What you return should be the lines of the data containing "image", each in full.

-- Opening Marker --

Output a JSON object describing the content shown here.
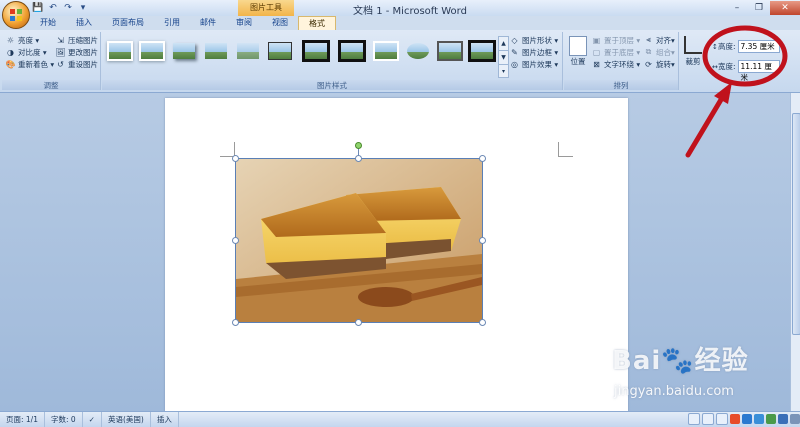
{
  "titlebar": {
    "contextual_tab": "图片工具",
    "window_title": "文档 1 - Microsoft Word",
    "controls": {
      "minimize": "–",
      "restore": "❐",
      "close": "✕"
    }
  },
  "tabs": [
    "开始",
    "插入",
    "页面布局",
    "引用",
    "邮件",
    "审阅",
    "视图",
    "格式"
  ],
  "active_tab": "格式",
  "ribbon": {
    "adjust": {
      "label": "调整",
      "brightness": "亮度",
      "contrast": "对比度",
      "recolor": "重新着色",
      "compress": "压缩图片",
      "change_picture": "更改图片",
      "reset_picture": "重设图片"
    },
    "picture_styles": {
      "label": "图片样式",
      "shape": "图片形状",
      "border": "图片边框",
      "effects": "图片效果"
    },
    "arrange": {
      "label": "排列",
      "position": "位置",
      "bring_front": "置于顶层",
      "send_back": "置于底层",
      "text_wrap": "文字环绕",
      "align": "对齐",
      "group": "组合",
      "rotate": "旋转"
    },
    "size": {
      "crop": "裁剪",
      "height_label": "高度:",
      "height_value": "7.35 厘米",
      "width_label": "宽度:",
      "width_value": "11.11 厘米"
    }
  },
  "statusbar": {
    "page": "页面: 1/1",
    "words": "字数: 0",
    "language": "英语(美国)",
    "mode": "插入"
  },
  "watermark": {
    "logo": "Bai🐾经验",
    "url": "jingyan.baidu.com"
  },
  "colors": {
    "annotation": "#c0121c",
    "title_bar": "#c9dbf1",
    "ribbon": "#dfe9f6"
  }
}
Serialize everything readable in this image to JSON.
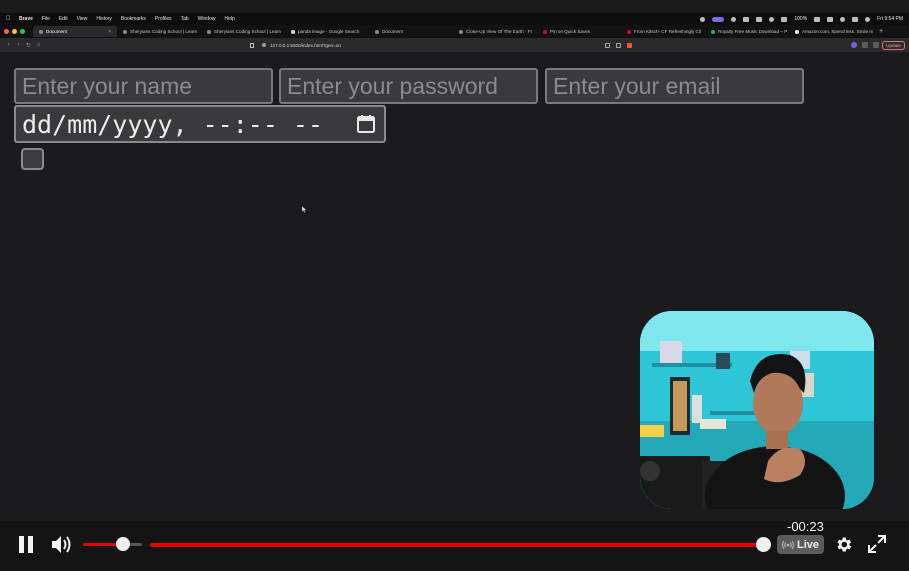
{
  "menubar": {
    "items": [
      "Brave",
      "File",
      "Edit",
      "View",
      "History",
      "Bookmarks",
      "Profiles",
      "Tab",
      "Window",
      "Help"
    ],
    "battery": "100%",
    "clock": "Fri 9:54 PM"
  },
  "tabs": [
    {
      "label": "Document",
      "active": true
    },
    {
      "label": "Sheryians Coding School | Learn",
      "active": false
    },
    {
      "label": "Sheryians Coding School | Learn",
      "active": false
    },
    {
      "label": "panda image - Google Search",
      "active": false
    },
    {
      "label": "Document",
      "active": false
    },
    {
      "label": "Close-Up View Of The Earth · Fr",
      "active": false
    },
    {
      "label": "Pin on Quick Saves",
      "active": false
    },
    {
      "label": "From Kitsch- CF Refreshingly Cli",
      "active": false
    },
    {
      "label": "Royalty Free Music Download – P",
      "active": false
    },
    {
      "label": "Amazon.com. Spend less. Smile m",
      "active": false
    }
  ],
  "urlbar": {
    "url": "127.0.0.1:5500/index.html?gen=on",
    "update_label": "Update"
  },
  "form": {
    "name_placeholder": "Enter your name",
    "password_placeholder": "Enter your password",
    "email_placeholder": "Enter your email",
    "datetime_text": "dd/mm/yyyy, --:-- --",
    "checkbox_checked": false
  },
  "player": {
    "time_remaining": "-00:23",
    "live_label": "Live",
    "volume_level": 0.68,
    "progress": 0.99,
    "accent_color": "#e10600"
  },
  "icons": [
    "apple-icon",
    "calendar-icon",
    "pause-icon",
    "volume-icon",
    "live-signal-icon",
    "gear-icon",
    "fullscreen-icon"
  ]
}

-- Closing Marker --

# [Result of the task]
Serialize everything readable in this image to JSON.
      "label": "panda image - Google Search",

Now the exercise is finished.